86’H x 46” background, 86’H x 12” front, left side, 86″ x 24″ front center, 86″ x 12″ front, right side
Four hand-cut Tyvek scrolls and 4 wooden rods
Storytelling is central to this series of cut-fiber panels. The blade-cut, intricate compositions are mostly landscape based and feature symbolic motifs—flora, fauna, and reflecting myths, fables, and folklore about the women named in the Old Testament. The large sheets are hung from the ceiling and away from the wall so that directed light casts strong shadows behind them, a nod to the flickering, fire-lit rituals of our paleo ancestors. Fiber cutting is a means of making drawing three-dimensional for the lacy panels entice us with their complexity and content.

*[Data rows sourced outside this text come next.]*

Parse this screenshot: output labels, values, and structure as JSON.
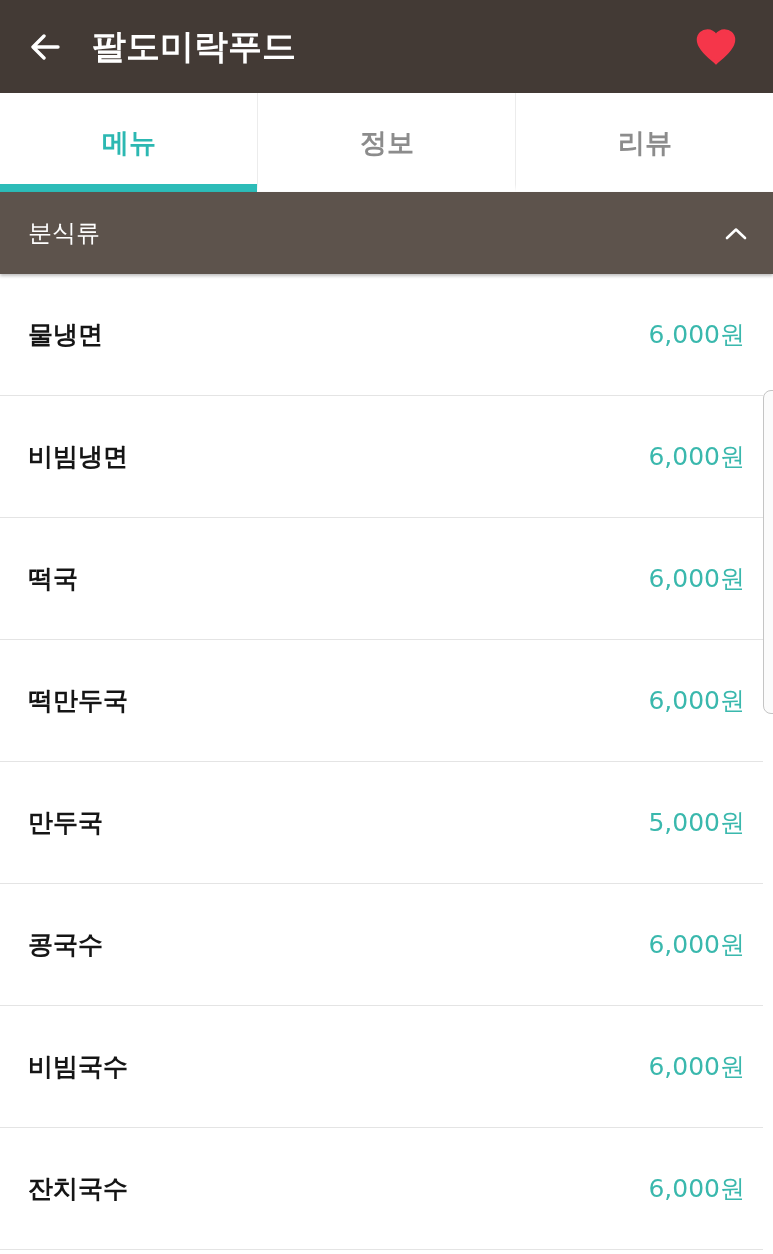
{
  "header": {
    "title": "팔도미락푸드",
    "favorite": true
  },
  "tabs": [
    {
      "label": "메뉴",
      "selected": true
    },
    {
      "label": "정보",
      "selected": false
    },
    {
      "label": "리뷰",
      "selected": false
    }
  ],
  "category": {
    "title": "분식류",
    "expanded": true
  },
  "menu_items": [
    {
      "name": "물냉면",
      "price": "6,000원"
    },
    {
      "name": "비빔냉면",
      "price": "6,000원"
    },
    {
      "name": "떡국",
      "price": "6,000원"
    },
    {
      "name": "떡만두국",
      "price": "6,000원"
    },
    {
      "name": "만두국",
      "price": "5,000원"
    },
    {
      "name": "콩국수",
      "price": "6,000원"
    },
    {
      "name": "비빔국수",
      "price": "6,000원"
    },
    {
      "name": "잔치국수",
      "price": "6,000원"
    }
  ]
}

This piece has four scrolls. Three white scrolls represent a veil and are placed in front of large background scroll. In the Old Testament’s story of Rebecca and Isaac, Rebecca covered herself with a veil so that her husband to be could not see what his bride looked like. Face coverings, veils, and masks have a long history and are often controversial. Rebecca’s need to veil herself as an act of love, humility, and faith. Isaac’s acceptance of his veiled bride reflected his love and faith. This work is part of my Women of the Old Testament series.